I am impressed with the fact that Ramadan, like so many aspects of the Muslim faith, is a very community affair. In my religion, even though we all fast on the same day each month, fasting is generally a pretty individual pursuit. There’s the Bible verse that says you are supposed to “anoint thine head, and wash thy face” so you don’t look like you’re fasting. Almost like it’s a special secret between you and God.
Here, fasting is an obvious thing that everyone is doing, and that seriously affects their everyday life. Sleeping schedules are drastically disrupted, since iftar happens at 7:30 p.m., and the next several hours are spent visiting and socializing. Then they must awake before dawn to eat again. (In fact, if I were to “do” Ramadan, I think the sleep deprivation would be harder on me than the food deprivation.) It is considered extremely rude for those who are not fasting to eat or drink in public. The restaurants that are still open for tourists in the day have portable screens set up so that the diners can’t be seen from outside. People use special greetings during Ramadan. There is very much a feeling that everyone is in it together, helping each other along.
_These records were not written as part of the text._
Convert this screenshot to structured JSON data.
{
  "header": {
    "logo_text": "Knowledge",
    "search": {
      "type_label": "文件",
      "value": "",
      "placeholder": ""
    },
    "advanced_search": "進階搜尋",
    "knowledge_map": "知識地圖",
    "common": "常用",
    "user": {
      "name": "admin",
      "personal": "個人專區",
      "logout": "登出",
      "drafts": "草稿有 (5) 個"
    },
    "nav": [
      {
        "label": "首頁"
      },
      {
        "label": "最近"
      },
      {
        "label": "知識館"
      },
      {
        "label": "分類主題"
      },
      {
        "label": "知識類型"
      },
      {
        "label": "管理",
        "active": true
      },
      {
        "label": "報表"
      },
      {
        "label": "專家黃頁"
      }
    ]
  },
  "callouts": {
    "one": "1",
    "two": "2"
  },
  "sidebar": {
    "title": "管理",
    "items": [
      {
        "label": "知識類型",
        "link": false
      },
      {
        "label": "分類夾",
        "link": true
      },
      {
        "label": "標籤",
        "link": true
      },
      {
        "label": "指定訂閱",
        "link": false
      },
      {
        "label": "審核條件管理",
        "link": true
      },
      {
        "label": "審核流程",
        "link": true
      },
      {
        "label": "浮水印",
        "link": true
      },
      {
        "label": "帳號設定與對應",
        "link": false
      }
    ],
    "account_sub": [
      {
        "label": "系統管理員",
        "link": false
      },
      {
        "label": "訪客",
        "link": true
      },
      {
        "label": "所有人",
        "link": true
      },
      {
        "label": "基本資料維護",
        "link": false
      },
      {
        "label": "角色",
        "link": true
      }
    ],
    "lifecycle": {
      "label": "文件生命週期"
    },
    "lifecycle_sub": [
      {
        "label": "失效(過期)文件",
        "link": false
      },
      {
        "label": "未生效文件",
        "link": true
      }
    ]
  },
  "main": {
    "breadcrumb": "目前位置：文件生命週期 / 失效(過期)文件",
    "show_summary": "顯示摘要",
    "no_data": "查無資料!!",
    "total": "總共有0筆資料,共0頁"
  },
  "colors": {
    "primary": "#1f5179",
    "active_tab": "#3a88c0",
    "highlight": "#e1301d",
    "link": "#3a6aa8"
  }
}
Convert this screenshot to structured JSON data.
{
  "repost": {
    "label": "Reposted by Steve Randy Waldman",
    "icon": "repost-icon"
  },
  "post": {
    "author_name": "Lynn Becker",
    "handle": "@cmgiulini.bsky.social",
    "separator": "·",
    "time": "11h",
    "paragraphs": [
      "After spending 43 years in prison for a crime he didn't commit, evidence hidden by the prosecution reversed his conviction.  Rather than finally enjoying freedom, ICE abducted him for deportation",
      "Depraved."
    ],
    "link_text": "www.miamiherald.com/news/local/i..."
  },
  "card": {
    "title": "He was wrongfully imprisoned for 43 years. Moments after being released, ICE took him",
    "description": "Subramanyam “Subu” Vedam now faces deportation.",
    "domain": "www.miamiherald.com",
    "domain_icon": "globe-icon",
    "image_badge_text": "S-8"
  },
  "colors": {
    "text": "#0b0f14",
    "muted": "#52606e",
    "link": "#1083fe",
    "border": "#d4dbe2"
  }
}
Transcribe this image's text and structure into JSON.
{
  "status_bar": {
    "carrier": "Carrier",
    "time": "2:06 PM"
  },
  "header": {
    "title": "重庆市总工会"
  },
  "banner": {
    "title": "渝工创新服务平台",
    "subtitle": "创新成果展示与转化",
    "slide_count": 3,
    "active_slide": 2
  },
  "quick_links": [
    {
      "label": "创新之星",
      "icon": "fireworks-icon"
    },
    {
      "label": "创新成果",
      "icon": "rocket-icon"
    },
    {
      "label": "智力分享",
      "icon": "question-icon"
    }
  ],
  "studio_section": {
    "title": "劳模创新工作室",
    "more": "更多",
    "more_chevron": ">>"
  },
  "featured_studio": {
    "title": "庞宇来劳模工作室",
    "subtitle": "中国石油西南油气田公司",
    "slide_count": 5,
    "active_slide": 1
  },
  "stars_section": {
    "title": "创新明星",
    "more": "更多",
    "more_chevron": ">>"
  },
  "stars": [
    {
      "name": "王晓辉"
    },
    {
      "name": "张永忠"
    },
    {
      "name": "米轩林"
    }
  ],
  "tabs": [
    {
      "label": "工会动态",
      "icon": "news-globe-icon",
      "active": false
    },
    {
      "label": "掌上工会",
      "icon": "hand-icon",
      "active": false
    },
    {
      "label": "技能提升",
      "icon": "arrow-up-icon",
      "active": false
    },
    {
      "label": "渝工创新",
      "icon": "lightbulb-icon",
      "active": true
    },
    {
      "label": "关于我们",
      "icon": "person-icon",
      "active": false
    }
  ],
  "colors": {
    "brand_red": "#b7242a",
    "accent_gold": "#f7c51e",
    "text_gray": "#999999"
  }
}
I still think it would be too hard for me to fast for an entire month. Although when Tony made the same comment yesterday to a Muslim friend in the U.S., he responded that he didn’t think fasting for a month was any harder than moving to a foreign country for two years to preach about your religion. I guess he has a point. My mission in Chile was definitely hard, but very rewarding. Just like my Muslim friends say about Ramadan.